Entries supplied: Begin

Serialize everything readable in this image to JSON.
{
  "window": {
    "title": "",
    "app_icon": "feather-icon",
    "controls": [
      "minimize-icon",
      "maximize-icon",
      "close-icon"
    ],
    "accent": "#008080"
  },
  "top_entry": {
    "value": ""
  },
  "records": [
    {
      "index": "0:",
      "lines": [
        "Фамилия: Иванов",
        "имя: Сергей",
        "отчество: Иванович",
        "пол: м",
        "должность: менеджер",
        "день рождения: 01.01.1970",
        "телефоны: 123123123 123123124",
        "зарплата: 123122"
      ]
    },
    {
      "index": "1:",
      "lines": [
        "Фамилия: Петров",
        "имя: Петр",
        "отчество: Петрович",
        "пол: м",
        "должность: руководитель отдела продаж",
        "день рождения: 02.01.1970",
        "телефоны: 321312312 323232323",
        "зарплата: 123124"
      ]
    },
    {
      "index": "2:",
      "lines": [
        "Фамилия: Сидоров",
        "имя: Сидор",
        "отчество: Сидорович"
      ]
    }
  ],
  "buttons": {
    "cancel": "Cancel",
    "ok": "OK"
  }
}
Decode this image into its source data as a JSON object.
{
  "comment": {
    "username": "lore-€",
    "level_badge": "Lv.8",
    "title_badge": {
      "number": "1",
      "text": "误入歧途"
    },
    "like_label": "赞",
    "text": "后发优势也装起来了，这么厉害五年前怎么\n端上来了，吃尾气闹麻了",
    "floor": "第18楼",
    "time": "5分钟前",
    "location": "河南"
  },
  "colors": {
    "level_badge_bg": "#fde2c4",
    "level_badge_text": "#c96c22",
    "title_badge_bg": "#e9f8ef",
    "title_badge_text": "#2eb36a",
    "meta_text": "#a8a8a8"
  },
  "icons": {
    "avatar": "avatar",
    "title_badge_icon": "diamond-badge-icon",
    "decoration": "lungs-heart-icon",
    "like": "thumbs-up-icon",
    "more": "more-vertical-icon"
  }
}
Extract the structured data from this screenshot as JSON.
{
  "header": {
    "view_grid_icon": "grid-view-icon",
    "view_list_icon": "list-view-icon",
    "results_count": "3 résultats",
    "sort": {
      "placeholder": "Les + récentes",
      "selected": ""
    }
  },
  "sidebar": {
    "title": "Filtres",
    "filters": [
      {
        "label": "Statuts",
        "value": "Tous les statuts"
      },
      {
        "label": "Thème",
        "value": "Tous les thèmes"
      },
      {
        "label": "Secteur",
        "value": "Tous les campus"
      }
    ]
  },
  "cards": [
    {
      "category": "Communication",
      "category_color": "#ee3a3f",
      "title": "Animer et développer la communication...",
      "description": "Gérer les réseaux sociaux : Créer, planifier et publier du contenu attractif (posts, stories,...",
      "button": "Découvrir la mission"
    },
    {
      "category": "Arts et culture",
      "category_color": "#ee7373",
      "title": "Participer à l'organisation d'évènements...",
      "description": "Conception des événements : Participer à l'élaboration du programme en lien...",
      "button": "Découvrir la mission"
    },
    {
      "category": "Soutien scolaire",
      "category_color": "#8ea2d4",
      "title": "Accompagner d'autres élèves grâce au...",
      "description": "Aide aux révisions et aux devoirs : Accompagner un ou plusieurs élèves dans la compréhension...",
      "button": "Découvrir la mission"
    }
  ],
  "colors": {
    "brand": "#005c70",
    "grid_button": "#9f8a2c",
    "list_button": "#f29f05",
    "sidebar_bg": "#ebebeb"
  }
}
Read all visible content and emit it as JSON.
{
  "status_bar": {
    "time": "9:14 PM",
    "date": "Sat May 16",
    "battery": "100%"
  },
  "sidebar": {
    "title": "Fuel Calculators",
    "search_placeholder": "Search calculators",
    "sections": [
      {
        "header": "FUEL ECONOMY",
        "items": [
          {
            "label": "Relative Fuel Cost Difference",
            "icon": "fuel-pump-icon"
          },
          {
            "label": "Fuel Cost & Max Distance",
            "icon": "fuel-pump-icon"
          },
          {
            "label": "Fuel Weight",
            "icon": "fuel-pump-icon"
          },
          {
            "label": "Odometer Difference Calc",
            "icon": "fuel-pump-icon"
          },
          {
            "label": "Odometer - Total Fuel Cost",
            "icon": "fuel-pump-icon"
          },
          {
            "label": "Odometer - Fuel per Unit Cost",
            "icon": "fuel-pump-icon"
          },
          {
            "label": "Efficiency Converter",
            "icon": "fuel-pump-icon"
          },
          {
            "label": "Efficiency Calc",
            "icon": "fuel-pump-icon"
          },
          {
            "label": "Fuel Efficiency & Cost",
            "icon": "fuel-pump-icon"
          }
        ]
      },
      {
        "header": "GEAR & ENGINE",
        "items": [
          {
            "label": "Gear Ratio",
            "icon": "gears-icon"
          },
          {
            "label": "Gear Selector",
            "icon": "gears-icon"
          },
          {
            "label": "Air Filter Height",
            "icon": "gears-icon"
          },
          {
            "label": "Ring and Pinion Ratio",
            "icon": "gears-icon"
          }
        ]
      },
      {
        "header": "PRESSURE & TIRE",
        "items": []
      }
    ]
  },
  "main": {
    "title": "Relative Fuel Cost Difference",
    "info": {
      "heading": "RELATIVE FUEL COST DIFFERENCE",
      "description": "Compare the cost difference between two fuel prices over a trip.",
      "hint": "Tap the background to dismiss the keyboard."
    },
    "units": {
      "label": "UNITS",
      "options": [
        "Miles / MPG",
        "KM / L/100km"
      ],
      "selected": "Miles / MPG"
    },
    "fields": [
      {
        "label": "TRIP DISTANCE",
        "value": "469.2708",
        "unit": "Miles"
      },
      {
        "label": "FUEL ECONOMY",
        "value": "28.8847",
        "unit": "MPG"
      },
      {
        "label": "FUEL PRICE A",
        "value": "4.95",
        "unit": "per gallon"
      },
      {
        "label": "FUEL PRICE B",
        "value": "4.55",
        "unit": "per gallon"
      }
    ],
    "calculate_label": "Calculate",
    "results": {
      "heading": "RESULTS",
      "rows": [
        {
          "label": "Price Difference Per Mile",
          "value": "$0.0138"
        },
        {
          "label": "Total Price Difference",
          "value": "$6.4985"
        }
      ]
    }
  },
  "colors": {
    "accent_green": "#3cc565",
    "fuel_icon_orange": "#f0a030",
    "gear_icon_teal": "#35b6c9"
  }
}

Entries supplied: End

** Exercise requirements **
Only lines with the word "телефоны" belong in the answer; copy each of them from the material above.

** Solution for this exercise **
        "телефоны: 123123123 123123124",
        "телефоны: 321312312 323232323",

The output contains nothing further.